Stored data
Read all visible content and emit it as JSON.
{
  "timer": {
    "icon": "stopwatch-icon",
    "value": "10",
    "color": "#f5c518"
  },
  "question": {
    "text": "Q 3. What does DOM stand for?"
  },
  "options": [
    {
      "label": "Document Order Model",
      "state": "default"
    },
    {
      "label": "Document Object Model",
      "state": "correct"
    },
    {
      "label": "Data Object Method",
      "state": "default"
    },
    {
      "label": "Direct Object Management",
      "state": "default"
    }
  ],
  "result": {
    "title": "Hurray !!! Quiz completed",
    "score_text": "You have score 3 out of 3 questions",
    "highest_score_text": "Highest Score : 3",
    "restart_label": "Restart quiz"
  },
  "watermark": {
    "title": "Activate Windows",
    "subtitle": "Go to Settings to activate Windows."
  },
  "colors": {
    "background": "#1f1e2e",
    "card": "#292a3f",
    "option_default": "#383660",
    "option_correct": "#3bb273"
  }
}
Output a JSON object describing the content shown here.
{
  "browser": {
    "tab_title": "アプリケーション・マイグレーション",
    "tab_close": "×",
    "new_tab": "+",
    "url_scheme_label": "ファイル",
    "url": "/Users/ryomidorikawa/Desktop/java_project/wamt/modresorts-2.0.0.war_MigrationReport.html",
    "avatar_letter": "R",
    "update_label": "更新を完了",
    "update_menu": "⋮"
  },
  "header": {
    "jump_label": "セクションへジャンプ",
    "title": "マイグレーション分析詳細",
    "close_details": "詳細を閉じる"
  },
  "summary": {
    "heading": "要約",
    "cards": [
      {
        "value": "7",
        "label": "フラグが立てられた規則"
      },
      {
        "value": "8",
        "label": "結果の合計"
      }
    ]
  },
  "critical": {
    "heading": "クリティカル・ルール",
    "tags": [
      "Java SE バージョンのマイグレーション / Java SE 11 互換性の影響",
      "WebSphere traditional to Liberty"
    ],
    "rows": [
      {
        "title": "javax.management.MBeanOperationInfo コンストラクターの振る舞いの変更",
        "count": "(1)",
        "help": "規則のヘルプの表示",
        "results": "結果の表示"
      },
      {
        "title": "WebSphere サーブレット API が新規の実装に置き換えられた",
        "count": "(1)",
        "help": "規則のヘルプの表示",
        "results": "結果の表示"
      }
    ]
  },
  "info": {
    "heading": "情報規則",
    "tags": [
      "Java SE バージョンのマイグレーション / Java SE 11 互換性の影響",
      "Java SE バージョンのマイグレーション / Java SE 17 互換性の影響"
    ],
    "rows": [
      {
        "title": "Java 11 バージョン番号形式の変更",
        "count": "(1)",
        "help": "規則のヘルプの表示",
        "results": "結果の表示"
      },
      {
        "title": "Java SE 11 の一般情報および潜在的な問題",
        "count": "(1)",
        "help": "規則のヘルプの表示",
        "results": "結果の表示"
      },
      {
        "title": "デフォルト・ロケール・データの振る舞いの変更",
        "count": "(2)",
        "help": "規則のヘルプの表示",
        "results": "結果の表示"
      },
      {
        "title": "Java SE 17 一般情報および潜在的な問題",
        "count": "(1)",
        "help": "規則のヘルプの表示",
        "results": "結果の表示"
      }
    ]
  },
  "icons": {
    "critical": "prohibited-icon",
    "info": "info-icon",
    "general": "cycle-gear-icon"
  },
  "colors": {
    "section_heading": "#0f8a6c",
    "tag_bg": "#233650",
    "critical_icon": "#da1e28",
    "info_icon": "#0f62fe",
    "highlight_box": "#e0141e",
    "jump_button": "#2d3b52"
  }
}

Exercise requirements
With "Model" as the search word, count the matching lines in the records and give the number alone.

Your response
2